For the records below, report how many lines include the word "JSON". Only the number should appear.

Entries from a dataset of interfaces

= Beginning of Section =

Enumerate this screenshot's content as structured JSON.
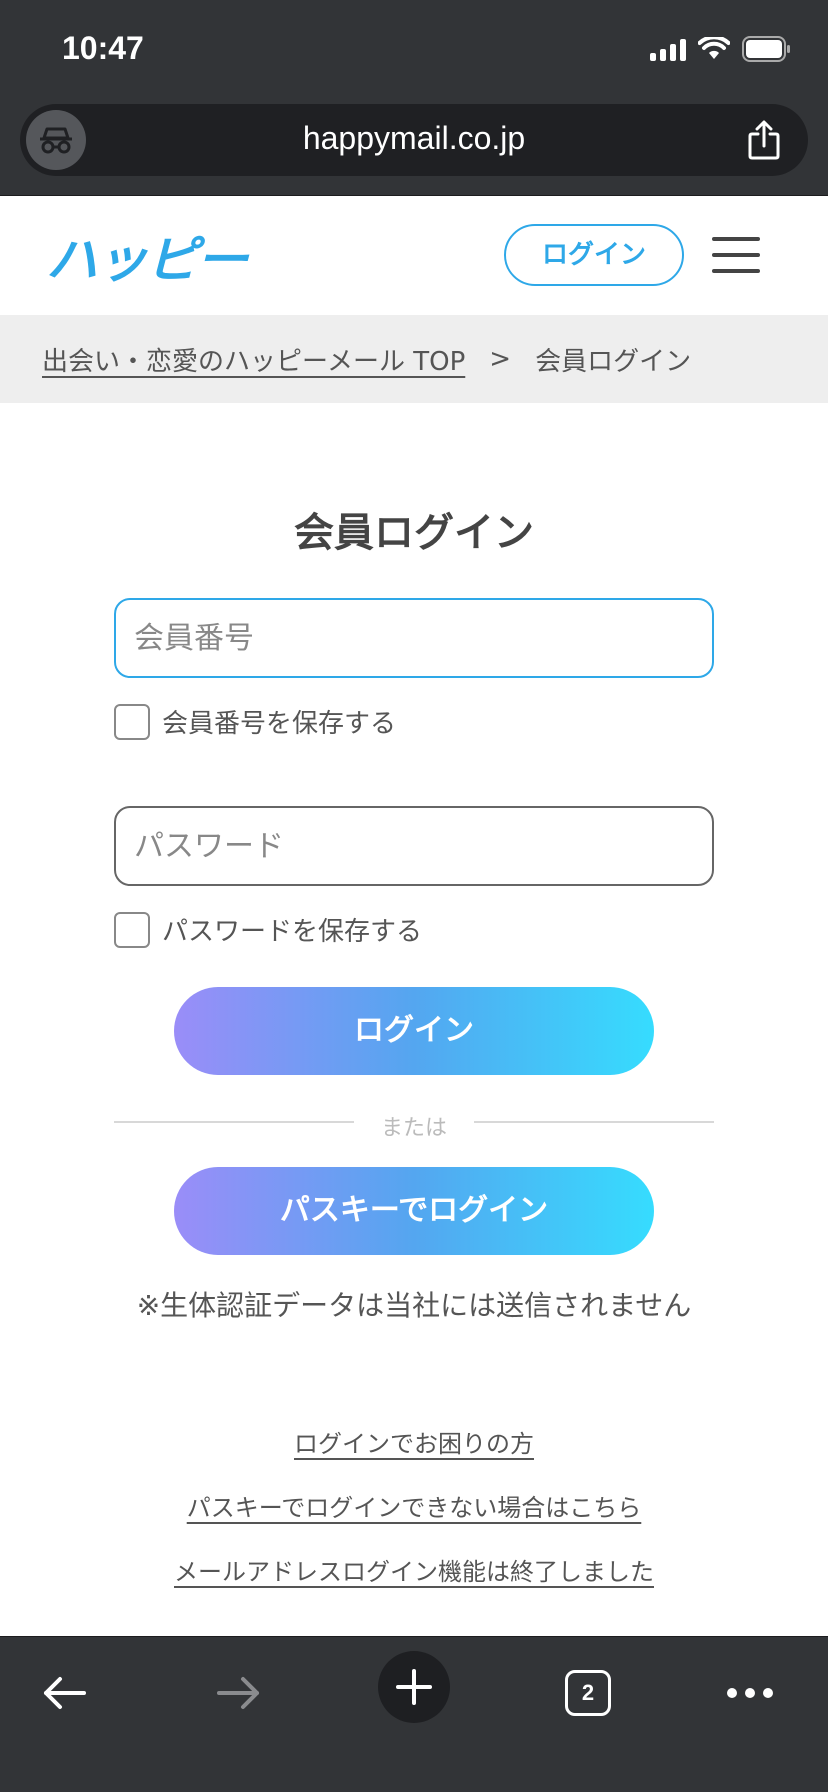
{
  "status_bar": {
    "time": "10:47"
  },
  "browser": {
    "url": "happymail.co.jp",
    "tab_count": "2"
  },
  "header": {
    "logo_text": "ハッピー",
    "login_label": "ログイン"
  },
  "breadcrumb": {
    "home": "出会い・恋愛のハッピーメール TOP",
    "separator": ">",
    "current": "会員ログイン"
  },
  "form": {
    "title": "会員ログイン",
    "member_placeholder": "会員番号",
    "save_member_label": "会員番号を保存する",
    "password_placeholder": "パスワード",
    "save_password_label": "パスワードを保存する",
    "login_button": "ログイン",
    "or_label": "または",
    "passkey_button": "パスキーでログイン",
    "passkey_note": "※生体認証データは当社には送信されません"
  },
  "links": [
    "ログインでお困りの方",
    "パスキーでログインできない場合はこちら",
    "メールアドレスログイン機能は終了しました"
  ],
  "colors": {
    "accent": "#2ea8e8",
    "gradient_start": "#9a8df8",
    "gradient_end": "#36dcfe",
    "chrome": "#323437"
  }
}
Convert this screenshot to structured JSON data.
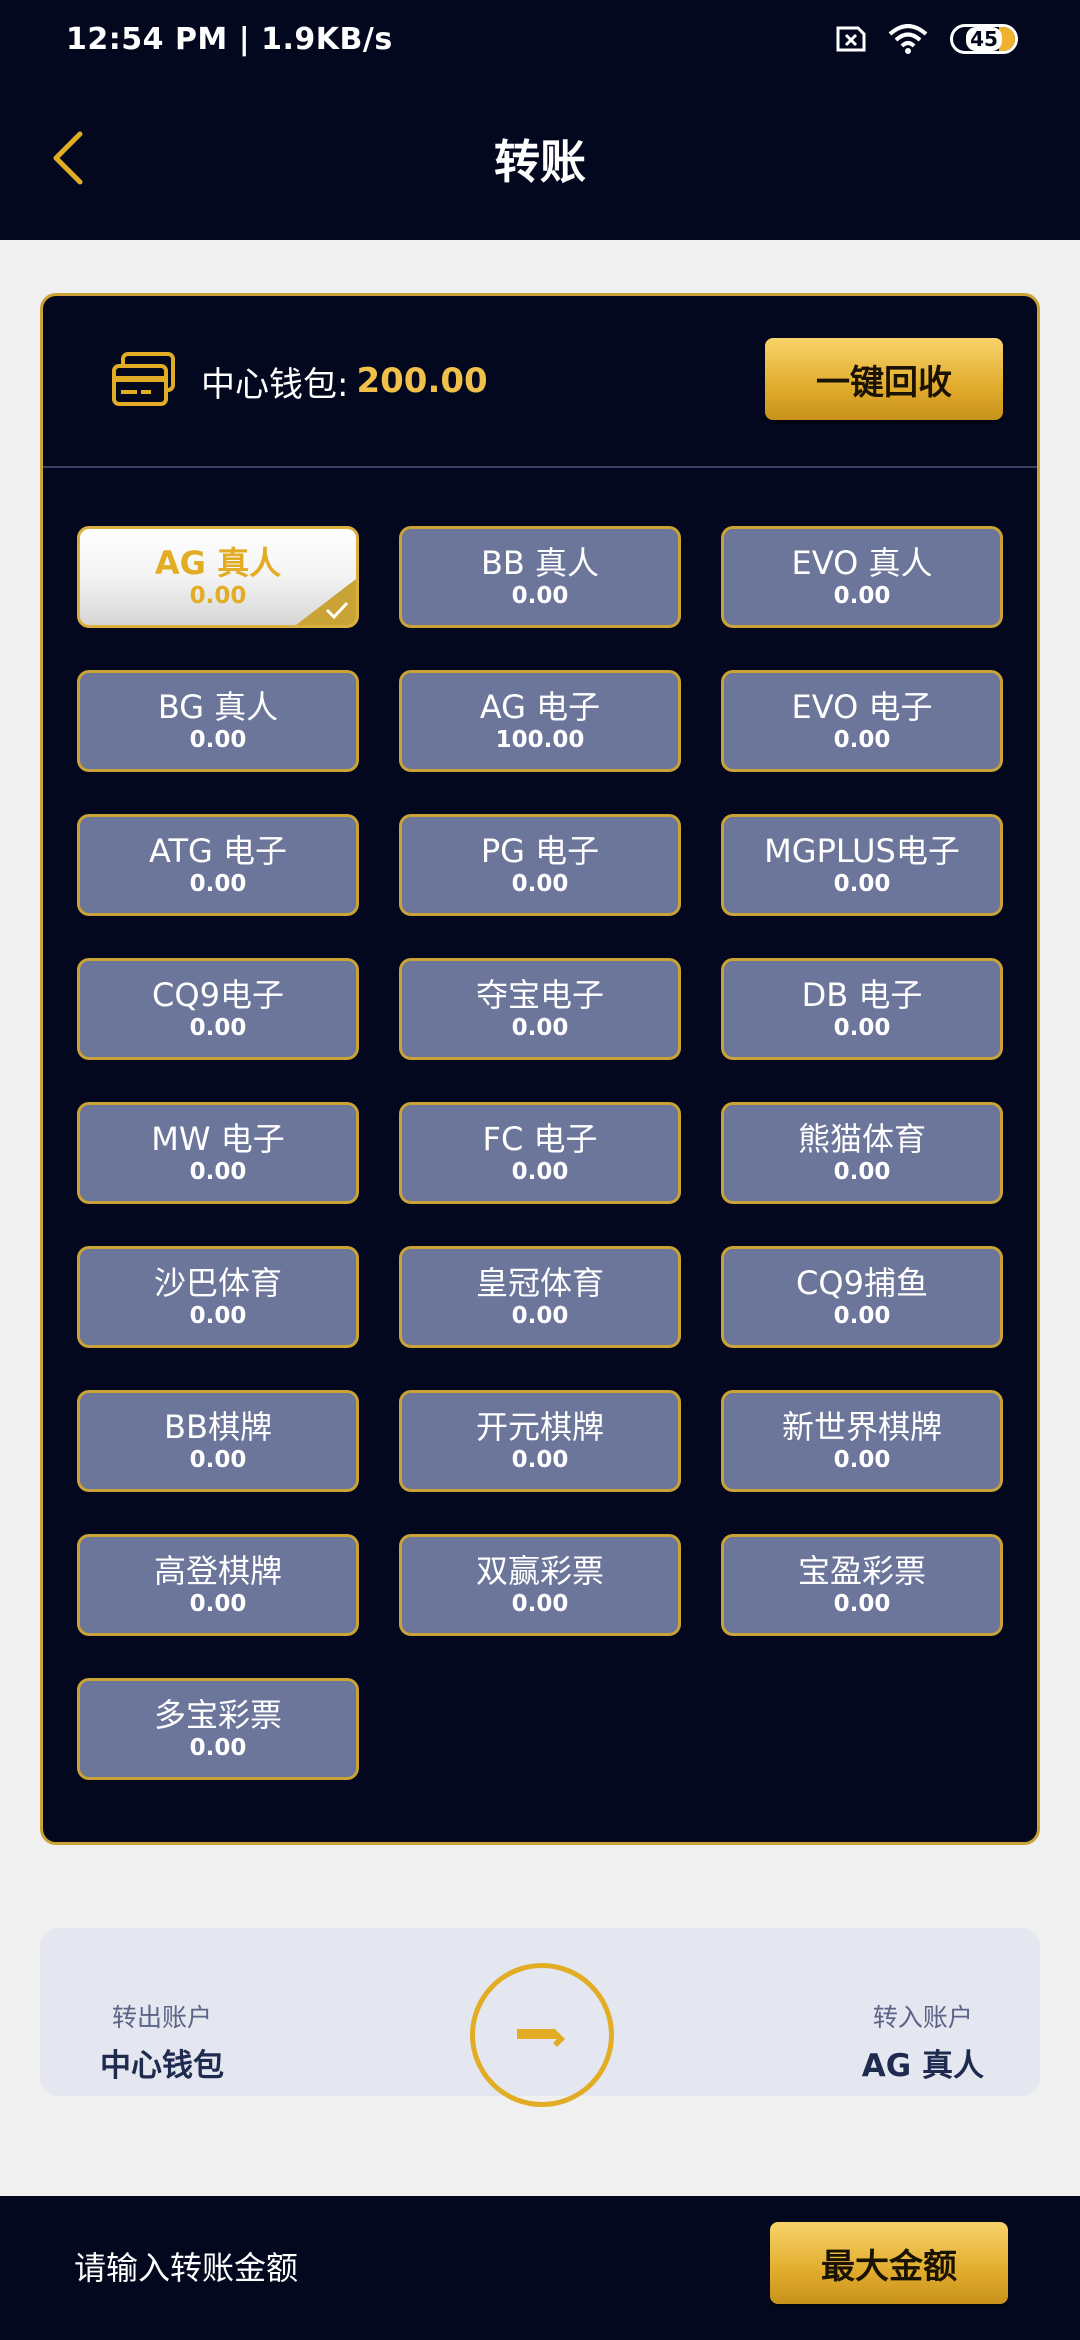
{
  "status_bar": {
    "time_speed": "12:54 PM | 1.9KB/s",
    "battery": "45",
    "icons": [
      "sim-error-icon",
      "wifi-icon",
      "battery-icon"
    ]
  },
  "header": {
    "title": "转账",
    "back_icon": "chevron-left-icon"
  },
  "wallet": {
    "label": "中心钱包: ",
    "amount": "200.00",
    "recycle_button": "一键回收"
  },
  "platforms": [
    {
      "name": "AG 真人",
      "balance": "0.00",
      "selected": true
    },
    {
      "name": "BB 真人",
      "balance": "0.00"
    },
    {
      "name": "EVO 真人",
      "balance": "0.00"
    },
    {
      "name": "BG 真人",
      "balance": "0.00"
    },
    {
      "name": "AG 电子",
      "balance": "100.00"
    },
    {
      "name": "EVO 电子",
      "balance": "0.00"
    },
    {
      "name": "ATG 电子",
      "balance": "0.00"
    },
    {
      "name": "PG 电子",
      "balance": "0.00"
    },
    {
      "name": "MGPLUS电子",
      "balance": "0.00"
    },
    {
      "name": "CQ9电子",
      "balance": "0.00"
    },
    {
      "name": "夺宝电子",
      "balance": "0.00"
    },
    {
      "name": "DB 电子",
      "balance": "0.00"
    },
    {
      "name": "MW 电子",
      "balance": "0.00"
    },
    {
      "name": "FC 电子",
      "balance": "0.00"
    },
    {
      "name": "熊猫体育",
      "balance": "0.00"
    },
    {
      "name": "沙巴体育",
      "balance": "0.00"
    },
    {
      "name": "皇冠体育",
      "balance": "0.00"
    },
    {
      "name": "CQ9捕鱼",
      "balance": "0.00"
    },
    {
      "name": "BB棋牌",
      "balance": "0.00"
    },
    {
      "name": "开元棋牌",
      "balance": "0.00"
    },
    {
      "name": "新世界棋牌",
      "balance": "0.00"
    },
    {
      "name": "高登棋牌",
      "balance": "0.00"
    },
    {
      "name": "双赢彩票",
      "balance": "0.00"
    },
    {
      "name": "宝盈彩票",
      "balance": "0.00"
    },
    {
      "name": "多宝彩票",
      "balance": "0.00"
    }
  ],
  "transfer": {
    "out_label": "转出账户",
    "out_account": "中心钱包",
    "in_label": "转入账户",
    "in_account": "AG 真人"
  },
  "footer": {
    "amount_placeholder": "请输入转账金额",
    "max_button": "最大金额"
  },
  "colors": {
    "background_dark": "#03081f",
    "gold_accent": "#e2ad24",
    "tile_bg": "#6c759a"
  }
}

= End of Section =

- Answer for the task: 2